There is no such thing as a career sure bet. Failures will happen. Pivots will become necessary. In fact, even some of today’s most successful entrepreneurs made some mistakes along the way.
To help shorten your career learning curve, and to help you avoid some regretful mistakes yourself, we asked members of the Young Entrepreneur Council (YEC) this question:
When you first started your career, what mistake did you make that regret most today?
Here are their thought-provoking, and helpful, answers:
1. Living Someone Else’s Life

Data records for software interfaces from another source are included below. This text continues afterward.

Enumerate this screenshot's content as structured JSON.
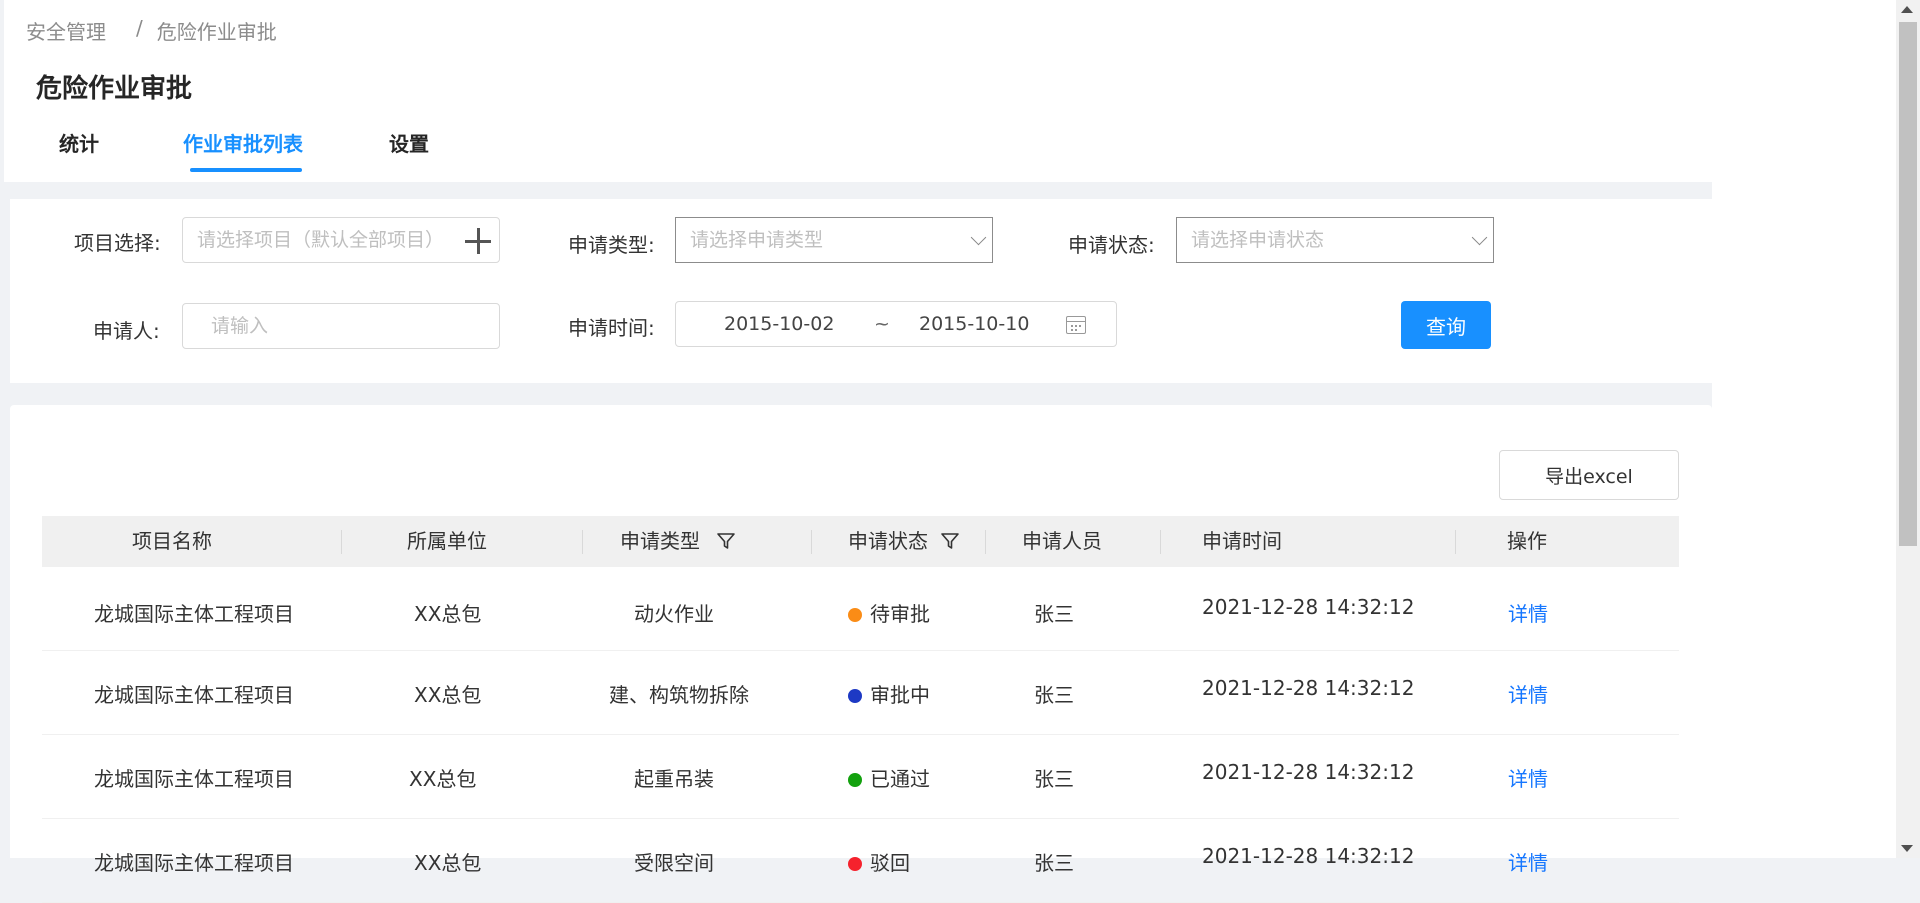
{
  "breadcrumb": {
    "root": "安全管理",
    "separator": "/",
    "current": "危险作业审批"
  },
  "page_title": "危险作业审批",
  "tabs": [
    {
      "label": "统计"
    },
    {
      "label": "作业审批列表",
      "active": true
    },
    {
      "label": "设置"
    }
  ],
  "filters": {
    "project_label": "项目选择:",
    "project_placeholder": "请选择项目（默认全部项目）",
    "type_label": "申请类型:",
    "type_placeholder": "请选择申请类型",
    "status_label": "申请状态:",
    "status_placeholder": "请选择申请状态",
    "applicant_label": "申请人:",
    "applicant_placeholder": "请输入",
    "time_label": "申请时间:",
    "date_start": "2015-10-02",
    "date_sep": "~",
    "date_end": "2015-10-10",
    "query_label": "查询"
  },
  "table": {
    "export_label": "导出excel",
    "columns": [
      "项目名称",
      "所属单位",
      "申请类型",
      "申请状态",
      "申请人员",
      "申请时间",
      "操作"
    ],
    "rows": [
      {
        "project": "龙城国际主体工程项目",
        "unit": "XX总包",
        "type": "动火作业",
        "status": "待审批",
        "status_color": "#fa8c16",
        "applicant": "张三",
        "time": "2021-12-28 14:32:12",
        "action": "详情"
      },
      {
        "project": "龙城国际主体工程项目",
        "unit": "XX总包",
        "type": "建、构筑物拆除",
        "status": "审批中",
        "status_color": "#1d39c4",
        "applicant": "张三",
        "time": "2021-12-28 14:32:12",
        "action": "详情"
      },
      {
        "project": "龙城国际主体工程项目",
        "unit": "XX总包",
        "type": "起重吊装",
        "status": "已通过",
        "status_color": "#13a10e",
        "applicant": "张三",
        "time": "2021-12-28 14:32:12",
        "action": "详情"
      },
      {
        "project": "龙城国际主体工程项目",
        "unit": "XX总包",
        "type": "受限空间",
        "status": "驳回",
        "status_color": "#f5222d",
        "applicant": "张三",
        "time": "2021-12-28 14:32:12",
        "action": "详情"
      }
    ]
  },
  "colors": {
    "primary": "#1890ff",
    "link": "#1677ff",
    "background": "#f0f2f5"
  }
}
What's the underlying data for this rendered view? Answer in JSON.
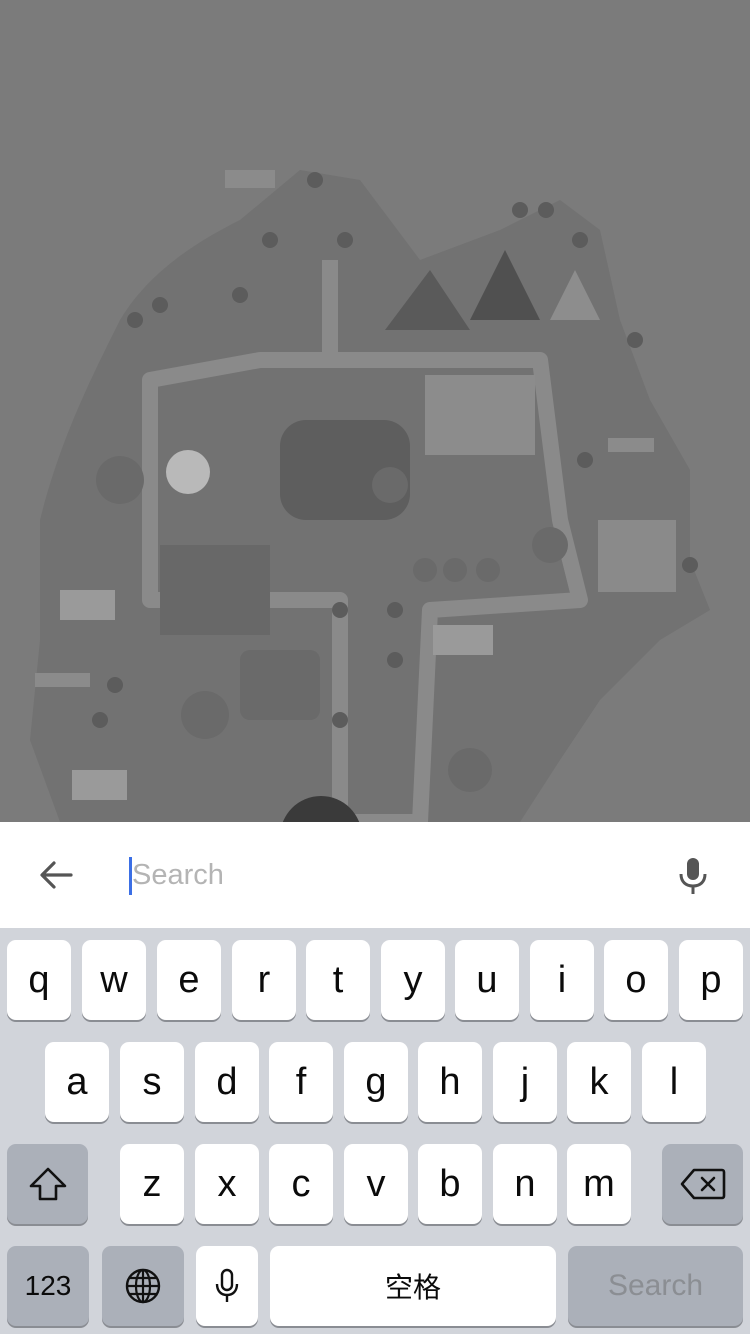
{
  "search": {
    "placeholder": "Search"
  },
  "icons": {
    "back": "arrow-left-icon",
    "voice": "microphone-icon",
    "shift": "shift-icon",
    "delete": "backspace-icon",
    "globe": "globe-icon",
    "dictation": "microphone-icon"
  },
  "keyboard": {
    "row1": [
      "q",
      "w",
      "e",
      "r",
      "t",
      "y",
      "u",
      "i",
      "o",
      "p"
    ],
    "row2": [
      "a",
      "s",
      "d",
      "f",
      "g",
      "h",
      "j",
      "k",
      "l"
    ],
    "row3": [
      "z",
      "x",
      "c",
      "v",
      "b",
      "n",
      "m"
    ],
    "numbers_label": "123",
    "space_label": "空格",
    "search_label": "Search"
  },
  "colors": {
    "caret": "#3b6fe5",
    "keyboard_bg": "#d1d4da",
    "key_bg": "#ffffff",
    "dark_key_bg": "#abb0b9",
    "overlay": "#7b7b7b"
  }
}
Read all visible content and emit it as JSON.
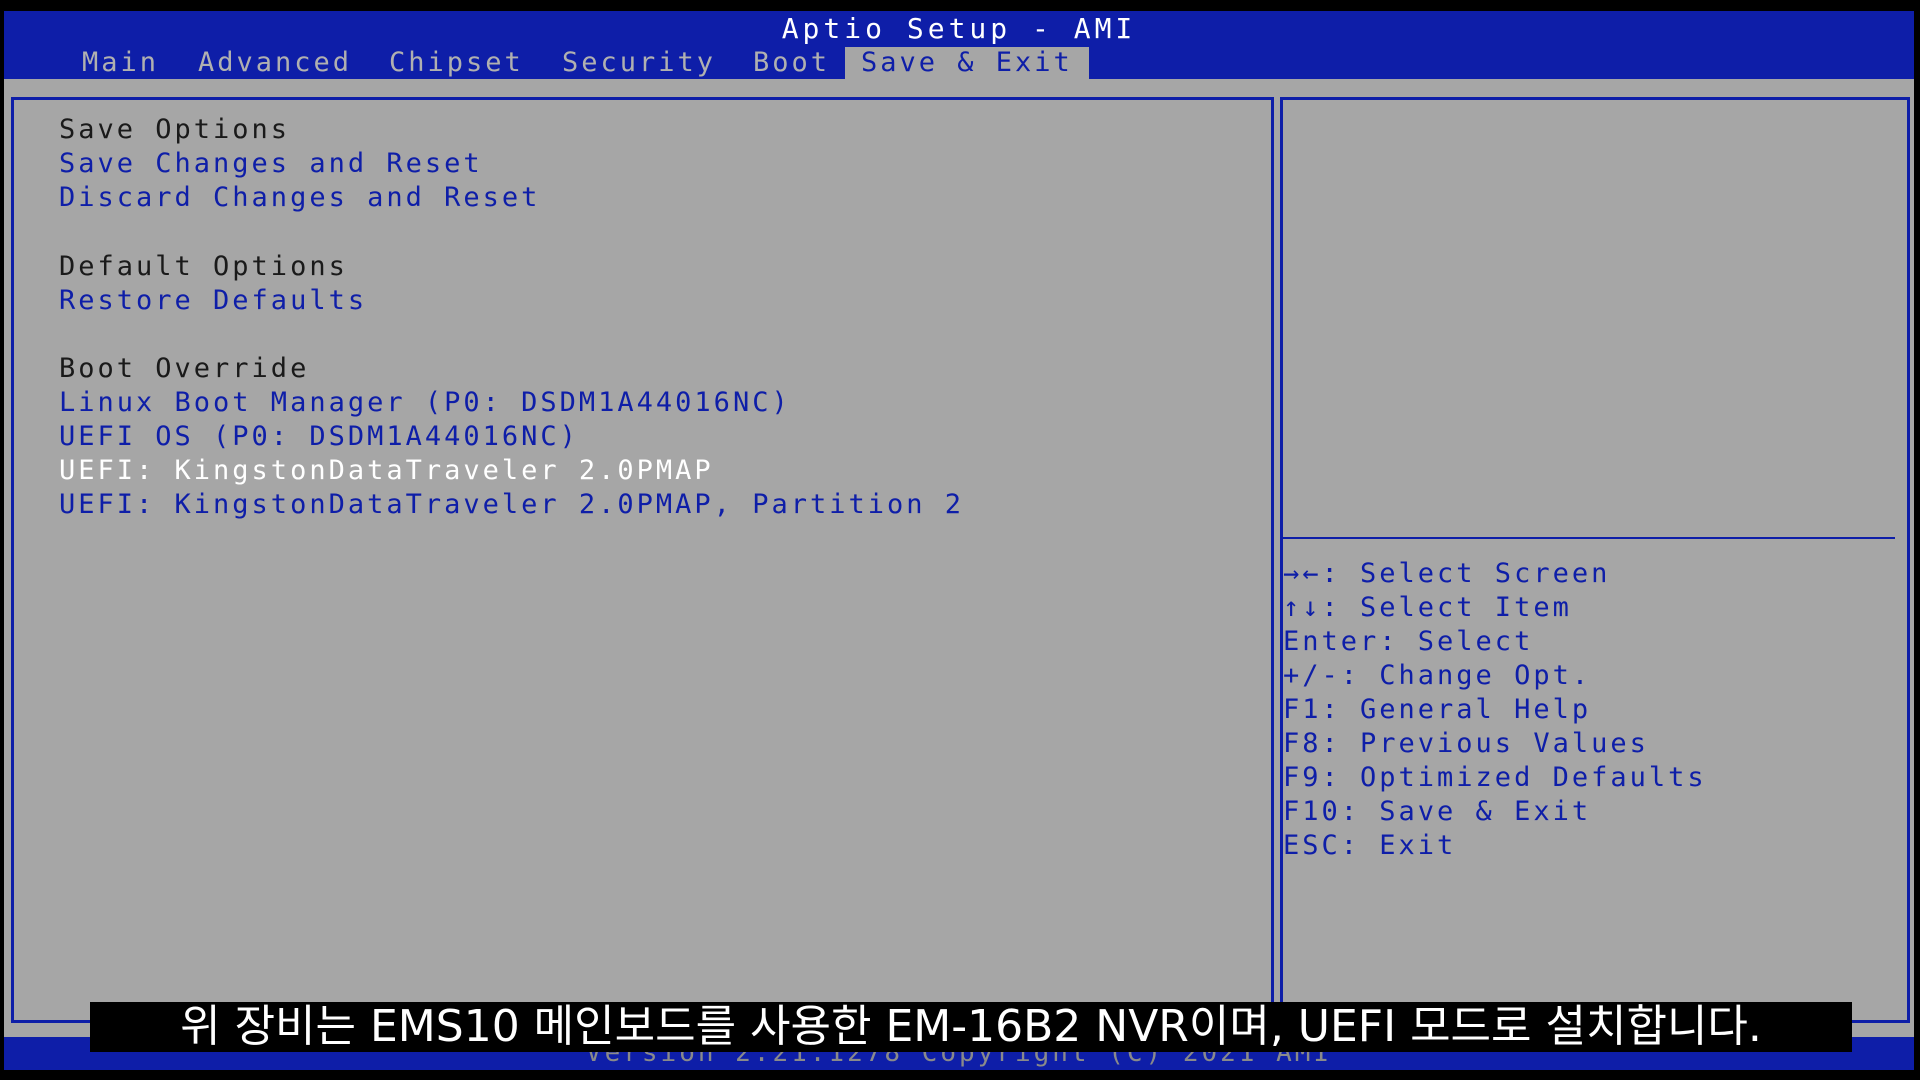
{
  "title": "Aptio Setup - AMI",
  "tabs": [
    {
      "label": "Main"
    },
    {
      "label": "Advanced"
    },
    {
      "label": "Chipset"
    },
    {
      "label": "Security"
    },
    {
      "label": "Boot"
    },
    {
      "label": "Save & Exit",
      "active": true
    }
  ],
  "menu": {
    "save_options_header": "Save Options",
    "save_changes_reset": "Save Changes and Reset",
    "discard_changes_reset": "Discard Changes and Reset",
    "default_options_header": "Default Options",
    "restore_defaults": "Restore Defaults",
    "boot_override_header": "Boot Override",
    "boot_items": [
      "Linux Boot Manager (P0: DSDM1A44016NC)",
      "UEFI OS (P0: DSDM1A44016NC)",
      "UEFI: KingstonDataTraveler 2.0PMAP",
      "UEFI: KingstonDataTraveler 2.0PMAP, Partition 2"
    ],
    "selected_boot_item_index": 2
  },
  "help": [
    "→←: Select Screen",
    "↑↓: Select Item",
    "Enter: Select",
    "+/-: Change Opt.",
    "F1: General Help",
    "F8: Previous Values",
    "F9: Optimized Defaults",
    "F10: Save & Exit",
    "ESC: Exit"
  ],
  "version": "Version 2.21.1278 Copyright (C) 2021 AMI",
  "subtitle": "위 장비는 EMS10 메인보드를 사용한 EM-16B2 NVR이며, UEFI 모드로 설치합니다.",
  "colors": {
    "bios_blue": "#0e1ea8",
    "panel_gray": "#a6a6a6",
    "selected_white": "#ffffff"
  }
}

When I first started my career, I worked in finance. Many of my peers were going to Wall Street; it’s a profession that pays well and comes with status. After a few years, I burned out and felt frustrated that I wasn’t happy in this golden career path. But in reality, it was only golden to others, not to me. Spend time doing what you’re passionate about. The rest will take care of itself.
2. Acting as a CPA
When we started ZinePak, we tried to do everything ourselves from web design to legal documents. While DIY works for some aspects of the business, the more important areas, like accounting, should not be on your “I got this!” list. In our first year, we tried to learn Quickbooks and tax code but the only thing we managed to do was upset the IRS. It’s best to leave accounting to the professionals!
3. Not Pushing Back
In my early efforts to get people to believe in my company vision, I would try to incorporate and accommodate every new idea from potential investors. But in reality, some of their ideas were pretty bad! Somewhere along the way, I realized I knew the market and the dynamics far better than they did, and I began to politely push back. That’s when I earned a whole new level of respect.
– JT Allen, myFootpath LLC
4. Not Putting Myself In My Client’s Shoes
Let’s face it, everyone’s got motives. There are plenty of theories out there trying to prove that no one is purely altruistic, but I digress. My point is, you’ll do better at selling when you know what the other side really wants. A lot of times it’s hidden. Once you uncover that, you’ll find what needs to be done to align your interests with theirs, and that’s 90 percent of the battle.
– Andre Chandra, I Print N Mail
5. Not Saying No Sooner
When you’re growing an agency, you want to take on every client. You want to please everyone; you want to grow and expand as much as you can, no matter what time it takes away from you. I wish I could go back and tell my younger self it’s OK to say no. Once I learned to balance my business and personal time and keep them separate, my life became so much less stressful.
6. Not Advocating for Myself
My biggest career mistake was not being my own best advocate. After the birth of my first child, my board wanted me to do immediate international travel. Their unrealistic expectations made me feel like resignation was my only option. I wish that I advocated for myself in having a work-life balance as an executive and new mother. I urge other new moms in that position to lobby for themselves.
7. Losing Focus
Entrepreneurs tend to constantly think up new ideas for businesses. It’s exhilarating to come up with an idea and begin executing it. However, following this pattern is a huge mistake that will generally never get you to your goals. To have the greatest chance at success, you need to laser focus on the one thing you believe in the most and throw everything you’ve got at it.
8. Biting Off More Than I Could Chew
When I was looking to expand my company out of the Bay Area, I had grand visions of being a leading player in each of the major U.S. markets. Rather than taking a “divide and conquer” approach, we went after each of these markets simultaneously, putting an enormous strain on our operations. Go with more measured tactics when it comes to sweeping projects like this.
9. Relying on My Resume
When I went on to find a job after attending a small liberal arts college, I had this perception that what was on your resume mattered more than your hard work: things like the college you attended or the people you know matter, but not to the extent that hard work and hustle do. Being willing to do the things that others won’t is what really matters. Knowing this would have saved me from making lots of bad decisions.
10. Letting Fear Get in the Way
I challenge young professionals to try something new — something that may or may not work. It’s better to look back and say you tried something than to wonder what could have been. You have your entire life to build a career, and it only gets more difficult to experiment as you get older and build a family. Fail early and fail often in your younger years.
Young Entrepreneur Council (YEC) is an invite-only organization comprised of the world’s most promising young entrepreneurs. In partnership with Citi, YEC recently launched BusinessCollective, a free virtual mentorship program that helps millions of entrepreneurs start and grow businesses.